Economic reports are released it seems almost daily by some government office or from the private sector and can all have some sort of impact on the credit markets to some degree or another. Big reports such as the Unemployment Rate or the real estate investingGDP number can certainly rattle Wall Street more than a benign price index.


The Fed takes into account all of the reports with a constant eye on when or if to do anything about raising or lowering the Fed Funds rate or to taper the current QE2 program. But if you were on the Federal Reserve Board, what would some of the recent reports tell you?

The Unemployment Rate fell yet again to 7.2 percent, continuing its gradual pace. Yet at the same time the labor participation rate, the number citizens who can work but quit looking, hit another record high for September topping 90 million Americans who have officially dropped out of the work force.
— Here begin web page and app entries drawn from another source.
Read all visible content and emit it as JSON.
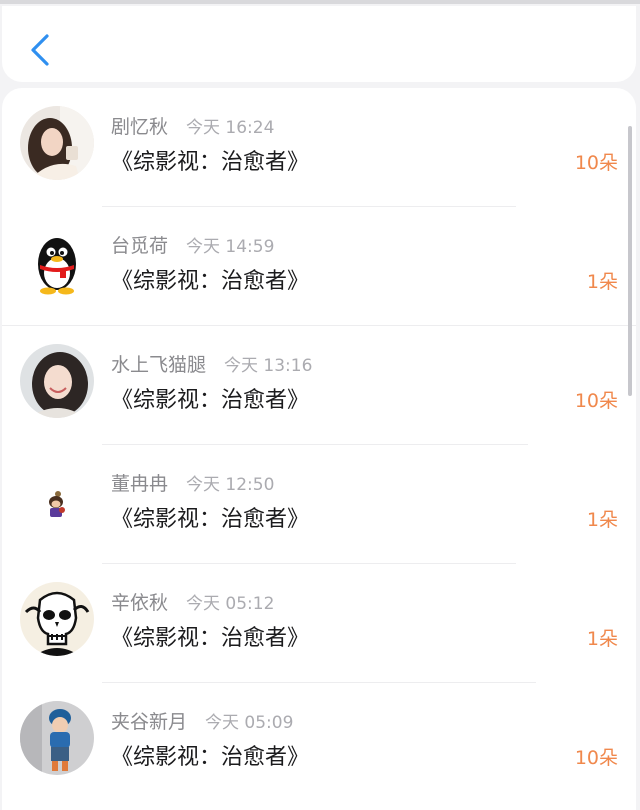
{
  "header": {
    "back_icon": "chevron-left-icon",
    "accent_color": "#2f8ff0"
  },
  "colors": {
    "name": "#8a8a8e",
    "time": "#ababb0",
    "title": "#1b1b1d",
    "flowers": "#f0884c"
  },
  "rows": [
    {
      "name": "剧忆秋",
      "time": "今天 16:24",
      "title": "《综影视：治愈者》",
      "flowers": "10朵",
      "avatar_icon": "avatar-photo-woman-icon"
    },
    {
      "name": "台觅荷",
      "time": "今天 14:59",
      "title": "《综影视：治愈者》",
      "flowers": "1朵",
      "avatar_icon": "qq-penguin-icon"
    },
    {
      "name": "水上飞猫腿",
      "time": "今天 13:16",
      "title": "《综影视：治愈者》",
      "flowers": "10朵",
      "avatar_icon": "avatar-photo-girl-icon"
    },
    {
      "name": "董冉冉",
      "time": "今天 12:50",
      "title": "《综影视：治愈者》",
      "flowers": "1朵",
      "avatar_icon": "avatar-cartoon-icon"
    },
    {
      "name": "辛依秋",
      "time": "今天 05:12",
      "title": "《综影视：治愈者》",
      "flowers": "1朵",
      "avatar_icon": "avatar-skull-art-icon"
    },
    {
      "name": "夹谷新月",
      "time": "今天 05:09",
      "title": "《综影视：治愈者》",
      "flowers": "10朵",
      "avatar_icon": "avatar-child-photo-icon"
    }
  ]
}
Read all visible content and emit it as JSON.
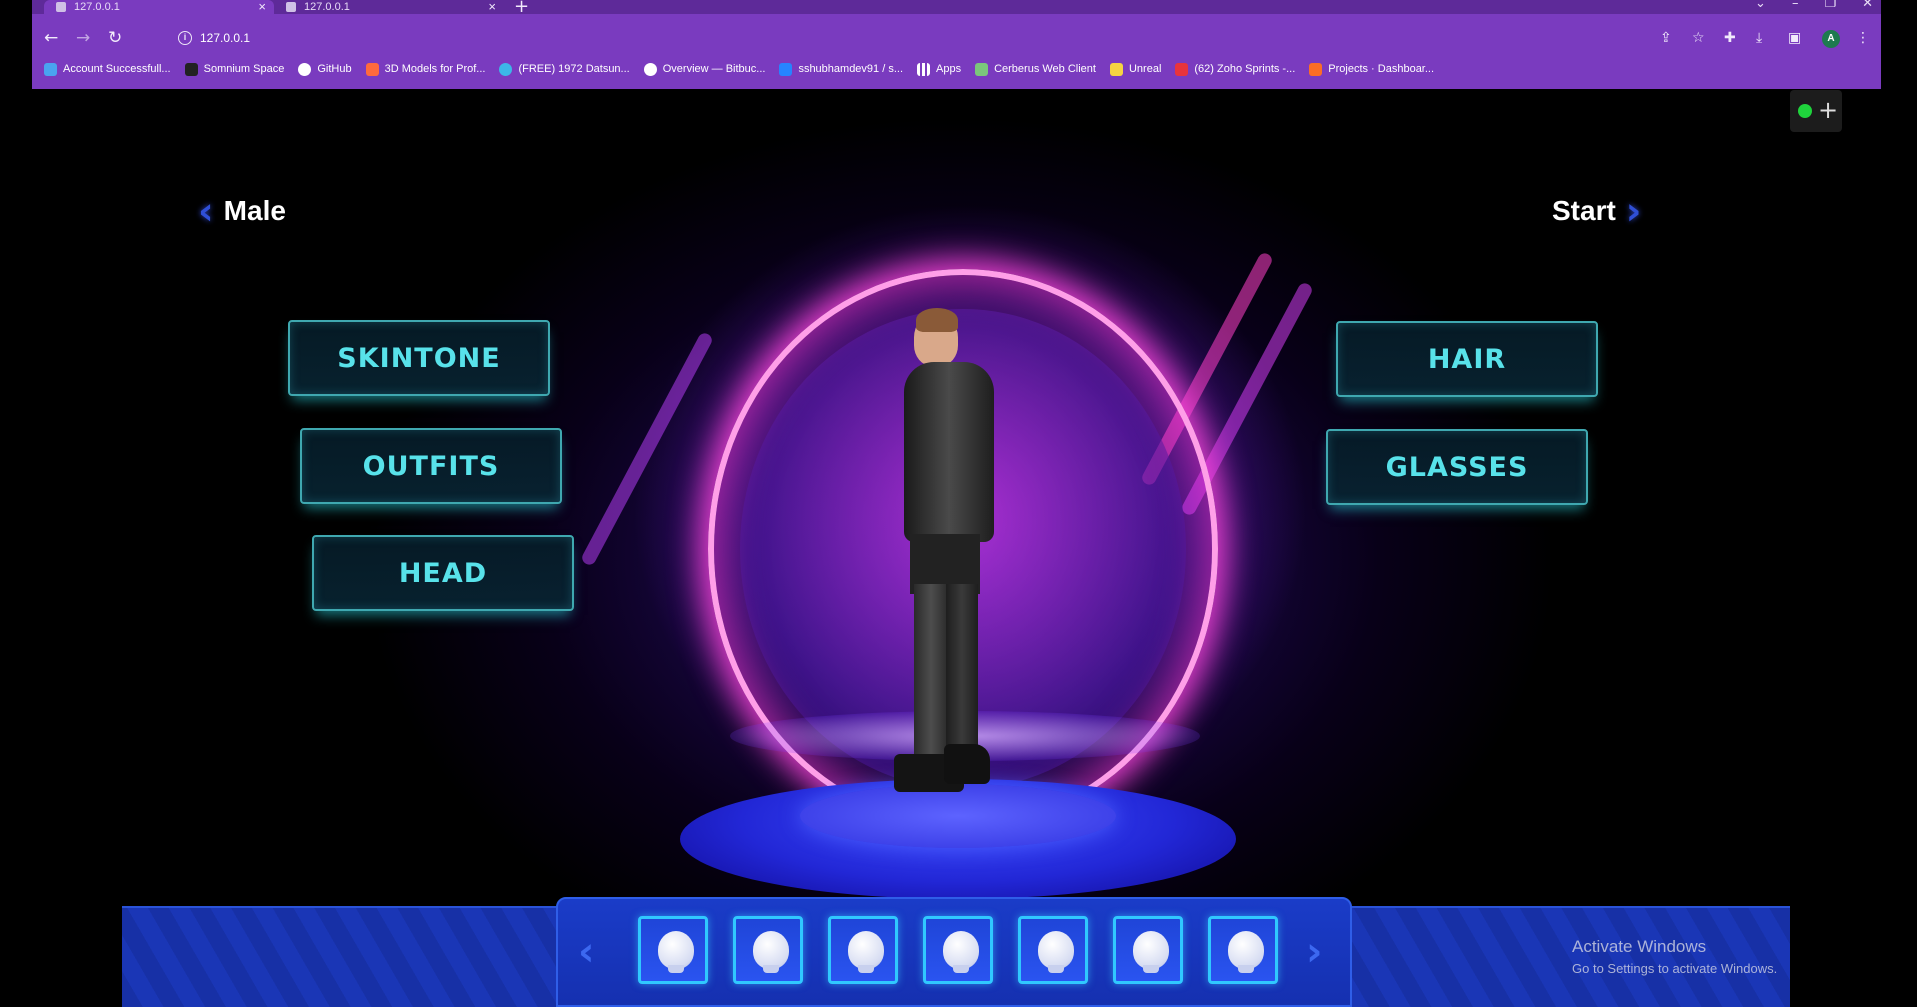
{
  "browser": {
    "tabs": [
      {
        "title": "127.0.0.1",
        "active": true
      },
      {
        "title": "127.0.0.1",
        "active": false
      }
    ],
    "url": "127.0.0.1",
    "profile_initial": "A",
    "bookmarks": [
      {
        "label": "Account Successfull...",
        "icon_color": "#4aa3f0"
      },
      {
        "label": "Somnium Space",
        "icon_color": "#222222"
      },
      {
        "label": "GitHub",
        "icon_color": "#ffffff"
      },
      {
        "label": "3D Models for Prof...",
        "icon_color": "#ff6a3c"
      },
      {
        "label": "(FREE) 1972 Datsun...",
        "icon_color": "#3cb7e8"
      },
      {
        "label": "Overview — Bitbuc...",
        "icon_color": "#ffffff"
      },
      {
        "label": "sshubhamdev91 / s...",
        "icon_color": "#2684ff"
      },
      {
        "label": "Apps",
        "icon_color": "#ffffff"
      },
      {
        "label": "Cerberus Web Client",
        "icon_color": "#7bc67b"
      },
      {
        "label": "Unreal",
        "icon_color": "#f5d442"
      },
      {
        "label": "(62) Zoho Sprints -...",
        "icon_color": "#e8343c"
      },
      {
        "label": "Projects · Dashboar...",
        "icon_color": "#fc6d26"
      }
    ]
  },
  "game": {
    "back_label": "Male",
    "next_label": "Start",
    "menu_left": [
      "SKINTONE",
      "OUTFITS",
      "HEAD"
    ],
    "menu_right": [
      "HAIR",
      "GLASSES"
    ],
    "selector_slots": 7,
    "selector_icon": "head-preset-icon"
  },
  "system": {
    "watermark_title": "Activate Windows",
    "watermark_subtitle": "Go to Settings to activate Windows."
  },
  "colors": {
    "chrome": "#7a3bbf",
    "button_text": "#58e2ea",
    "button_border": "#3fa8b0",
    "portal": "#ff5fe0",
    "platform": "#2a2fe0",
    "status_dot": "#1fd33c"
  }
}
Durable Goods orders were relatively strong for the previous month, up 3.7 percent. That’s always good news when factories receive new orders for their products. Yet at the same time when you exclude transportation equipment, new orders actually fell 0.1 percent.

And maybe it was the government shutdown that caused consumer sentiment to fall to its lowest level since December of 2012. After all, for just over two weeks we were told that we were going to go over a fiscal cliff, that the U.S. would default on its debt for the first time ever and Congress couldn’t even agree on whether or not the sun would come up.

To say it’s a mixed bag of data is an understatement. So, that said, if you were the Fed Chair, what would you do? You’d probably do exactly what Bernanke is doing now. Nothing. There’s no solid evidence the economy on any sort of a roll whatsoever. It’s just plodding along. Steady, albeit rather weakly, as she goes.